A busy few days: we had a run of interesting visitors this week in Madison, including Thomas Lam, who gave a beautiful talk about total positivity (a subfield of algebraic combinatorics, not a self-help philosophy); Melanie Matchett Wood, who explained how to parametrize binary forms of degree n in the Bhargava style, not only over Z but over an arbitrary base scheme (which is to say, not really in the Bhargava style!); and Davesh Maulik, who showed us how one can rather miraculously count rational curves on a single K3 by counting rational curves on a suitably chosen one-parameter family of K3s, and then “dividing” by the Noether-Lefschetz theory attached to the family. Very agreeably for number theorists, a key point is the product formulae of Borcherds, which provide modular forms on the moduli space of K3s whose zeroes and poles are supported on the countable union of subvarieties where the Picard number jumps upwards from its generic value.
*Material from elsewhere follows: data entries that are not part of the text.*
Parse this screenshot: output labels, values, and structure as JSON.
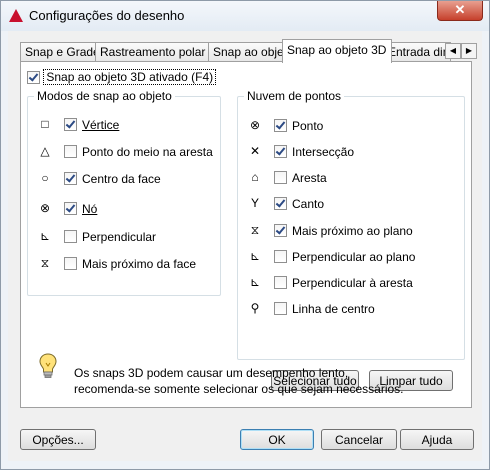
{
  "window": {
    "title": "Configurações do desenho",
    "close_glyph": "✕"
  },
  "tabs": [
    {
      "label": "Snap e Grade",
      "active": false
    },
    {
      "label": "Rastreamento polar",
      "active": false
    },
    {
      "label": "Snap ao objeto",
      "active": false
    },
    {
      "label": "Snap ao objeto 3D",
      "active": true
    },
    {
      "label": "Entrada dinâmica",
      "active": false
    }
  ],
  "tab_scroll": {
    "left": "◀",
    "right": "▶"
  },
  "master_toggle": {
    "label": "Snap ao objeto 3D ativado (F4)",
    "checked": true
  },
  "snap_modes": {
    "title": "Modos de snap ao objeto",
    "items": [
      {
        "symbol": "□",
        "label": "Vértice",
        "checked": true
      },
      {
        "symbol": "△",
        "label": "Ponto do meio na aresta",
        "checked": false
      },
      {
        "symbol": "○",
        "label": "Centro da face",
        "checked": true
      },
      {
        "symbol": "⊗",
        "label": "Nó",
        "checked": true
      },
      {
        "symbol": "⊾",
        "label": "Perpendicular",
        "checked": false
      },
      {
        "symbol": "⧖",
        "label": "Mais próximo da face",
        "checked": false
      }
    ]
  },
  "point_cloud": {
    "title": "Nuvem de pontos",
    "items": [
      {
        "symbol": "⊗",
        "label": "Ponto",
        "checked": true
      },
      {
        "symbol": "✕",
        "label": "Intersecção",
        "checked": true
      },
      {
        "symbol": "⌂",
        "label": "Aresta",
        "checked": false
      },
      {
        "symbol": "Y",
        "label": "Canto",
        "checked": true
      },
      {
        "symbol": "⧖",
        "label": "Mais próximo ao plano",
        "checked": true
      },
      {
        "symbol": "⊾",
        "label": "Perpendicular ao plano",
        "checked": false
      },
      {
        "symbol": "⊾",
        "label": "Perpendicular à aresta",
        "checked": false
      },
      {
        "symbol": "⚲",
        "label": "Linha de centro",
        "checked": false
      }
    ]
  },
  "actions": {
    "select_all": "Selecionar tudo",
    "clear_all": "Limpar tudo"
  },
  "note": {
    "icon": "lightbulb-icon",
    "line1": "Os snaps 3D podem causar um desempenho lento,",
    "line2": "recomenda-se somente selecionar os que sejam necessários."
  },
  "footer": {
    "options": "Opções...",
    "ok": "OK",
    "cancel": "Cancelar",
    "help": "Ajuda"
  }
}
This led to an amusing conversation at lunch about countable unions of subvarieties. Here’s a remark: if A is an abelian variety over the complex numbers, it’s completely obvious that A(C) contains some non-torsion points; the torsion locus is a countable union of varieties of strictly lower dimension (in this case 0) and thus can’t cover A(C). On the other hand, if A is over Fpbar, every point of A(Fpbar) is defined over some finite field, and thus all these points are torsion. The case of Qbar is intermediate in difficulty; indeed, there are nontorsion points on every abelian variety over Qbar, but this is not, in some sense, by “pure thought” — one might, for instance, use the argument that torsion points have height 0 but that there are plainly points of arbitrarily large height on A(Qbar). This uses some actual theorems, not just a comparison of cardinalities. Similarly, one can ask: are there elliptic curves over an algebraically closed field k with End(E/k) = Z? When k = C, the answer is obviously yes. When k = Fpbar, the answer is no, thanks to Frobenius. And when k is Qbar, the answer is again no, but maybe one has to use a bit more — for instance, that a CM elliptic curve over a number field has potentially good reduction everywhere.

In general, it’s pretty hard to see whether a countable union of subvarieties of X/Qbar covers all the Qbar-points! Here are two well-known open questions in this vein.